§ DATA TO PROCESS:

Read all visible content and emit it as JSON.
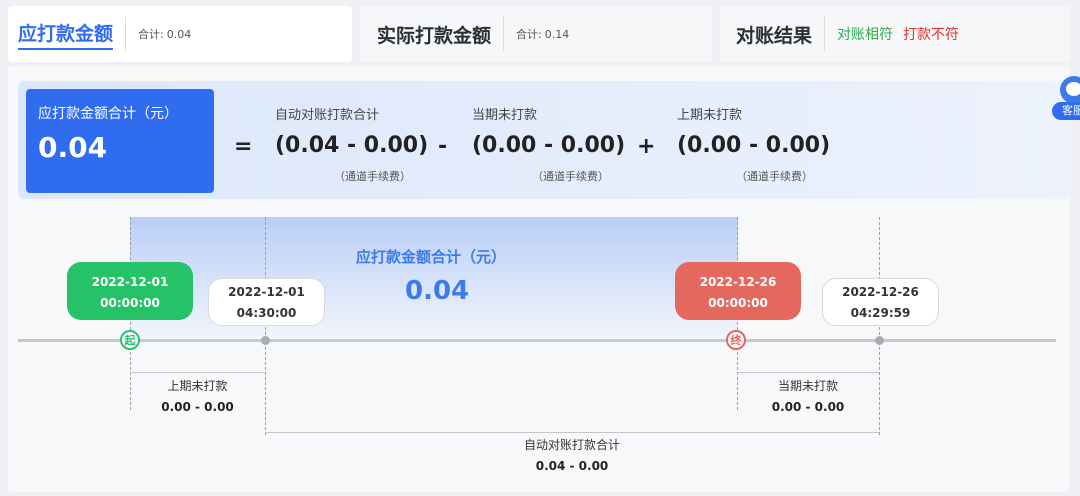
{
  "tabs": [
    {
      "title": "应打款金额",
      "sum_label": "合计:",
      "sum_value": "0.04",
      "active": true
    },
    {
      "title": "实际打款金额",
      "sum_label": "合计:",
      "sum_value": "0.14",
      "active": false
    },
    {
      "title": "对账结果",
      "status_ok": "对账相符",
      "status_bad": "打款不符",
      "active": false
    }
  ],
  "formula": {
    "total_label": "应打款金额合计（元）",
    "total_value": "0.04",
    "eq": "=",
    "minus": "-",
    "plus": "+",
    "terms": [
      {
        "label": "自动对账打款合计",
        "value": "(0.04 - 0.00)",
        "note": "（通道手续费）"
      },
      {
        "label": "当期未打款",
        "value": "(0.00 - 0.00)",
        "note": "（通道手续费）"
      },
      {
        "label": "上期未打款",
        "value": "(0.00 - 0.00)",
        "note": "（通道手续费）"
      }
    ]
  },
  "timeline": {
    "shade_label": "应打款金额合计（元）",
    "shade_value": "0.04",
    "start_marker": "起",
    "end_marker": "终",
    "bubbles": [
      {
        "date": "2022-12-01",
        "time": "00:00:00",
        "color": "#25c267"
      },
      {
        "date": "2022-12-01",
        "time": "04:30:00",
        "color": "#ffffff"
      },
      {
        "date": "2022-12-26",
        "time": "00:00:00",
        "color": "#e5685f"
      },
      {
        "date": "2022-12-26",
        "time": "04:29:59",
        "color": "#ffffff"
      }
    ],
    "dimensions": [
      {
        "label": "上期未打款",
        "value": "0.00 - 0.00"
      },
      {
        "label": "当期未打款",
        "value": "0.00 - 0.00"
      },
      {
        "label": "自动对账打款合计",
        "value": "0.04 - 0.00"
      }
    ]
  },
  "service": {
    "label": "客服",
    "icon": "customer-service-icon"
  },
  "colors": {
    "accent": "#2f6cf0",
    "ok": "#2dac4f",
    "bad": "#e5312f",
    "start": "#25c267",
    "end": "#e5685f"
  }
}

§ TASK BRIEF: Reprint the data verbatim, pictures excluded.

§ ANSWER TO THE EXERCISE:
Read all visible content and emit it as JSON.
{
  "tabs": [
    {
      "title": "应打款金额",
      "sum_label": "合计:",
      "sum_value": "0.04",
      "active": true
    },
    {
      "title": "实际打款金额",
      "sum_label": "合计:",
      "sum_value": "0.14",
      "active": false
    },
    {
      "title": "对账结果",
      "status_ok": "对账相符",
      "status_bad": "打款不符",
      "active": false
    }
  ],
  "formula": {
    "total_label": "应打款金额合计（元）",
    "total_value": "0.04",
    "eq": "=",
    "minus": "-",
    "plus": "+",
    "terms": [
      {
        "label": "自动对账打款合计",
        "value": "(0.04 - 0.00)",
        "note": "（通道手续费）"
      },
      {
        "label": "当期未打款",
        "value": "(0.00 - 0.00)",
        "note": "（通道手续费）"
      },
      {
        "label": "上期未打款",
        "value": "(0.00 - 0.00)",
        "note": "（通道手续费）"
      }
    ]
  },
  "timeline": {
    "shade_label": "应打款金额合计（元）",
    "shade_value": "0.04",
    "start_marker": "起",
    "end_marker": "终",
    "bubbles": [
      {
        "date": "2022-12-01",
        "time": "00:00:00",
        "color": "#25c267"
      },
      {
        "date": "2022-12-01",
        "time": "04:30:00",
        "color": "#ffffff"
      },
      {
        "date": "2022-12-26",
        "time": "00:00:00",
        "color": "#e5685f"
      },
      {
        "date": "2022-12-26",
        "time": "04:29:59",
        "color": "#ffffff"
      }
    ],
    "dimensions": [
      {
        "label": "上期未打款",
        "value": "0.00 - 0.00"
      },
      {
        "label": "当期未打款",
        "value": "0.00 - 0.00"
      },
      {
        "label": "自动对账打款合计",
        "value": "0.04 - 0.00"
      }
    ]
  },
  "service": {
    "label": "客服",
    "icon": "customer-service-icon"
  },
  "colors": {
    "accent": "#2f6cf0",
    "ok": "#2dac4f",
    "bad": "#e5312f",
    "start": "#25c267",
    "end": "#e5685f"
  }
}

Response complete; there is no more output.